Controversial scientific issues, or socioscientific issues (SSIs), demand the consideration of more than scientific content when constructing decisions. The Justification for Knowing framework (JFK) was developed to categorize the information sources drawn upon when making SSI decisions within the academic domain of natural sciences. These information sources stem from personal sources (JPS), authoritative sources (JAS), or multiple sources (JMS). However, these sources may not explain the array of knowledge claims reflected upon during SSI decision making. This qualitative study aims to explore each JFK belief dimension across two SSIs and asks how contextual features are contributing to the selection of these beliefs. College students (N = 199) from various disciplines at a research-intensive public institution responded to a modified Decision-Making Questionnaire consisting of two SSI context scenarios. Participants responded to open-ended prompts asking them if they support the proposed SSI decision and to explain their decision. Through two rounds of thematic coding, we found several subdimensions of JAS and found how students are utilizing JPS. Although the frequency of these broad sources did not differ between contexts, we saw differences within the types of sources reflected upon within each context. We also found that SSI context may ignite specific identity commitments that operate as a vehicle to the selection of knowledge sources when an individual is supporting their SSI decisions. The results of this study provide insight into specific information sources students rely upon when justifying their knowledge. Furthermore, this work emphasizes how identity commitments may be contributing to the selection of these information sources during SSI decision-making tasks.
Journal of Research in Science Teaching
Digital Object Identifier (DOI)
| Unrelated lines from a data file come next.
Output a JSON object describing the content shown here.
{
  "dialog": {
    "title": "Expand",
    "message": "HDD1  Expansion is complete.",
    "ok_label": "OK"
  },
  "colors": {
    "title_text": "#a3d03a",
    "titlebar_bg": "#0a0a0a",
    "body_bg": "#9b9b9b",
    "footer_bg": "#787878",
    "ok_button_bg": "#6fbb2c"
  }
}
Bader, J. D., Ahearn, K. A., Allen, B. A., Anand, D. M., Coppens, A. D., & Aikens, M. L. (2023). The decision is in the details: Justifying decisions about socioscientific issues. Journal of Research in Science Teaching, 1– 33. https://doi.org/10.1002/tea.21854